» EXTRACTED DATA
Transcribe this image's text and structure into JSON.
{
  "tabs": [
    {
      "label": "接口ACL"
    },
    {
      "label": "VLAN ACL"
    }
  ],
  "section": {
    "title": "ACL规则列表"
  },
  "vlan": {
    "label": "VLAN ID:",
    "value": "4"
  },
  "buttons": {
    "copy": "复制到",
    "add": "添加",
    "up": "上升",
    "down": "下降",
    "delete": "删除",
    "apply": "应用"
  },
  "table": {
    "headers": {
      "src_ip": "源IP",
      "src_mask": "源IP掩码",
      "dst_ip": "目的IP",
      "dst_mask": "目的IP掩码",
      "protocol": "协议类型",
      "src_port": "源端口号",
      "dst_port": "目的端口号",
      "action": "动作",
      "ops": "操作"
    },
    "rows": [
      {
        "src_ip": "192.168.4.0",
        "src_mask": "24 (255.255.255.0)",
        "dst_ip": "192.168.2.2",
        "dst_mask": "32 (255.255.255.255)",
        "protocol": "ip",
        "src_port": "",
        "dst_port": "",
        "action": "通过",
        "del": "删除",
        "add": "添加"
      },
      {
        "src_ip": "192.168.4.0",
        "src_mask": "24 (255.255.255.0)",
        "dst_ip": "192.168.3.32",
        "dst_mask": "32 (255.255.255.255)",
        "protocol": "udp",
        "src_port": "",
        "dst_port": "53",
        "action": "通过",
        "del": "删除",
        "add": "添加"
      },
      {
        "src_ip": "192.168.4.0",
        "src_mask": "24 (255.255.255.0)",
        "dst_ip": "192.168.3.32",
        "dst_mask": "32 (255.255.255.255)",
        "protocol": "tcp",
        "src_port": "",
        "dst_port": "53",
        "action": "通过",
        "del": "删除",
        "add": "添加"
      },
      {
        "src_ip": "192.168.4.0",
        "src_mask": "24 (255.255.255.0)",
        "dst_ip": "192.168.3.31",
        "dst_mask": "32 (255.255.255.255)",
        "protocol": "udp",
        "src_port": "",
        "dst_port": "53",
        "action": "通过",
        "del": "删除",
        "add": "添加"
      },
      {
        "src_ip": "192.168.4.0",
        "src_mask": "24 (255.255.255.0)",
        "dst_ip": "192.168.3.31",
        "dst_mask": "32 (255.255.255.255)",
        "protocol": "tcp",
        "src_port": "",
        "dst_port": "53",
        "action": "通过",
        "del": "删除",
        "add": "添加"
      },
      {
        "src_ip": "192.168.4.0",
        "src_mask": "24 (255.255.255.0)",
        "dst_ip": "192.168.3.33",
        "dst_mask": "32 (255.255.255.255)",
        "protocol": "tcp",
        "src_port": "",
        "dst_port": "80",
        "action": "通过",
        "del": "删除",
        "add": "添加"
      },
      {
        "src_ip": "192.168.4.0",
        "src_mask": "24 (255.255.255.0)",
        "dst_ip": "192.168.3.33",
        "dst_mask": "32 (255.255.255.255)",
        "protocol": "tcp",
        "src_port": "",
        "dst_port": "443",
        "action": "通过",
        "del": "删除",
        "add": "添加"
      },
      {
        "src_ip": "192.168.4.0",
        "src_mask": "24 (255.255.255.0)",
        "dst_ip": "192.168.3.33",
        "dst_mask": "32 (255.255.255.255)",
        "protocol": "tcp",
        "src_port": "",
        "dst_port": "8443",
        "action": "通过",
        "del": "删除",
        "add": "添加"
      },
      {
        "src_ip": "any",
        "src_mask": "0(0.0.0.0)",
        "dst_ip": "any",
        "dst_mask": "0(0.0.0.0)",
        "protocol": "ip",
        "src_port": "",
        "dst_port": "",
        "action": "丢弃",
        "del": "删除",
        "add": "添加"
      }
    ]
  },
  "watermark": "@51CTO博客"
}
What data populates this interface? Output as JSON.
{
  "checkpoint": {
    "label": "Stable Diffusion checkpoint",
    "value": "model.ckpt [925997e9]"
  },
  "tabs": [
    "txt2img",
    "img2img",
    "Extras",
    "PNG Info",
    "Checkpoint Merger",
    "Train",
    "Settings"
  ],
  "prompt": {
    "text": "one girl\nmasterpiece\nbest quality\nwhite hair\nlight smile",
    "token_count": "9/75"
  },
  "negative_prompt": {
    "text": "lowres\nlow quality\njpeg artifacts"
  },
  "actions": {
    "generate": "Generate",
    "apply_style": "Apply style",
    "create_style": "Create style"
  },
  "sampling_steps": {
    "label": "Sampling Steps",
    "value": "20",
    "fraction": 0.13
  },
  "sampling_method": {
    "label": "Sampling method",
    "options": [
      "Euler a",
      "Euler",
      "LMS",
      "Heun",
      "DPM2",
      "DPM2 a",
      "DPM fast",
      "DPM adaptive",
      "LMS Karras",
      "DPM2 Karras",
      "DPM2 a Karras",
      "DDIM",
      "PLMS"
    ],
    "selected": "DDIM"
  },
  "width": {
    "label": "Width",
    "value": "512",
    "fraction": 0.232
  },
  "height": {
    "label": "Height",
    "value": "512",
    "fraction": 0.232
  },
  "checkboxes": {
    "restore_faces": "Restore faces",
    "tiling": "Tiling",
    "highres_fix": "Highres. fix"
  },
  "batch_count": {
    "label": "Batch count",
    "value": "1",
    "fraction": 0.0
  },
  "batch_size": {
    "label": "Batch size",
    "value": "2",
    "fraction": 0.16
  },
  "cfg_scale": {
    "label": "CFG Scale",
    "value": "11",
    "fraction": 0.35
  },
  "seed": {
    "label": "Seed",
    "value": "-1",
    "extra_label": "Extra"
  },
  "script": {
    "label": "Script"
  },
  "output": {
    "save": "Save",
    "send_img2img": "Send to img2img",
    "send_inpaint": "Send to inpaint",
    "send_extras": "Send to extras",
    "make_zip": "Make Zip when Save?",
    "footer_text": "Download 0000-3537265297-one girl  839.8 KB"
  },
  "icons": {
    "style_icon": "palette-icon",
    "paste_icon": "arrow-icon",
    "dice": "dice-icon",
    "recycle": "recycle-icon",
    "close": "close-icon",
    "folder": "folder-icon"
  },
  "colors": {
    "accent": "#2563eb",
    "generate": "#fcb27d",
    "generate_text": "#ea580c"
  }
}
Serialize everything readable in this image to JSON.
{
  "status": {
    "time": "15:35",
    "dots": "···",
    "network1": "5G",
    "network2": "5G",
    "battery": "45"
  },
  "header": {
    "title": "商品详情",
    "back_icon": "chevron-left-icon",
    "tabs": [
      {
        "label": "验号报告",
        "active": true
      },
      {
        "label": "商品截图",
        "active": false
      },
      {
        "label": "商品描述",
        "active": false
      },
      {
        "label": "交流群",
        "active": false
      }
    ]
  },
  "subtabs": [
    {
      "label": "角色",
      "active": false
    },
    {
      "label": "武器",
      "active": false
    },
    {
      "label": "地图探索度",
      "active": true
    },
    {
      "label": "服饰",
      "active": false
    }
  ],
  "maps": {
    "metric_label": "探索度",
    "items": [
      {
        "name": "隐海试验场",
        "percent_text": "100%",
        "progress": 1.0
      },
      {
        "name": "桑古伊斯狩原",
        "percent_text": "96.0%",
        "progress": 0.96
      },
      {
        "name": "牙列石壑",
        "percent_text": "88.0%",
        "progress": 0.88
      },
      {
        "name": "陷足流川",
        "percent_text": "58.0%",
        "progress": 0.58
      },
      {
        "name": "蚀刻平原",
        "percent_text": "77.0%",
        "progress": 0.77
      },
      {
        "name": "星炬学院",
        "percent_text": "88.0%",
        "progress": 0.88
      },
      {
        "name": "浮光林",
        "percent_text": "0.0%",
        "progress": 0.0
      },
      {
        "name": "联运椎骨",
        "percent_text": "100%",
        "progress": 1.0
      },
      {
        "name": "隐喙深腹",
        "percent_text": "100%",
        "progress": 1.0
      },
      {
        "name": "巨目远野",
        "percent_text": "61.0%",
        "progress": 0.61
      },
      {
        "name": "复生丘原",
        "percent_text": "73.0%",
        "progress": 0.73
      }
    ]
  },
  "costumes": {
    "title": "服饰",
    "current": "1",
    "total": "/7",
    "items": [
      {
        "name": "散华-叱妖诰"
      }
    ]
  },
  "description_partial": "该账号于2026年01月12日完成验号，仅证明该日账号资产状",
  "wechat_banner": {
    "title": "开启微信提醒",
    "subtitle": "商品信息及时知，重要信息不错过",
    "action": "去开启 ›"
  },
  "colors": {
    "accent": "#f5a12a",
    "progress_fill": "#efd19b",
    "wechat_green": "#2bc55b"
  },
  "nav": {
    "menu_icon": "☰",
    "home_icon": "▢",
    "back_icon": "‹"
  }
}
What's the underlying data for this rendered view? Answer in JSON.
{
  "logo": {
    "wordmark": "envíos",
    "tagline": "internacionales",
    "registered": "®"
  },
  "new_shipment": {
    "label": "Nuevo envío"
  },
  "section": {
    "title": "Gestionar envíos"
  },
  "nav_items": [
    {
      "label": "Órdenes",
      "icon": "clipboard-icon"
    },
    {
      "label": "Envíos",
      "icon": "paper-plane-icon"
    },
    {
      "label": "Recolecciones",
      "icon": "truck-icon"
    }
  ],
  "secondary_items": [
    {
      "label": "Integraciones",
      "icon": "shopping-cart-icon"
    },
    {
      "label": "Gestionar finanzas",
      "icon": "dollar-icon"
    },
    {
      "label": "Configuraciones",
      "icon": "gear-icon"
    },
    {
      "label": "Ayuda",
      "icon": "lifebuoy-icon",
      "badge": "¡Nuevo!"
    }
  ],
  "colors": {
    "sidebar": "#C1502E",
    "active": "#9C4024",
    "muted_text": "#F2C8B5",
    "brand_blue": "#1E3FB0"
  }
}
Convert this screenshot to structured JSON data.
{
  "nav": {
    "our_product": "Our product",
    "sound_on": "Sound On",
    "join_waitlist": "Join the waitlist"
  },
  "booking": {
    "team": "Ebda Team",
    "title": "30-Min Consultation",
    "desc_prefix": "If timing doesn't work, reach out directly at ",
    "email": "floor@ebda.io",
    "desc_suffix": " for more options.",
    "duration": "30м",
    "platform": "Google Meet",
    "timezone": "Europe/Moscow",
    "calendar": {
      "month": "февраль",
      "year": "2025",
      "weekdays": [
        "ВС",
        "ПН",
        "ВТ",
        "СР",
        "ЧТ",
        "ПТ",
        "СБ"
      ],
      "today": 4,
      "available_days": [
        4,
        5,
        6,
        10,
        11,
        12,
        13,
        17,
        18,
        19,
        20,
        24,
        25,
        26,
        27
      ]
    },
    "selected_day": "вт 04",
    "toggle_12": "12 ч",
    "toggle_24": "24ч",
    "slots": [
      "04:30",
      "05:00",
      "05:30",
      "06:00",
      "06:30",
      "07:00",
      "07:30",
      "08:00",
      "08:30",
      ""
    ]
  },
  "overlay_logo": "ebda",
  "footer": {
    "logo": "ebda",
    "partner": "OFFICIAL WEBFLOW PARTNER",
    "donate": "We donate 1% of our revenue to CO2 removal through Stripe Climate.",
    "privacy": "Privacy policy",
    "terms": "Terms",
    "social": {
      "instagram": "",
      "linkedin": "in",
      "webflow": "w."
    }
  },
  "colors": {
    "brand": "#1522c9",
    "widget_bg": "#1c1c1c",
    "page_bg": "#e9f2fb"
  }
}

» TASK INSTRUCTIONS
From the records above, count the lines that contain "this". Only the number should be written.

» PROBLEM SOLUTION
5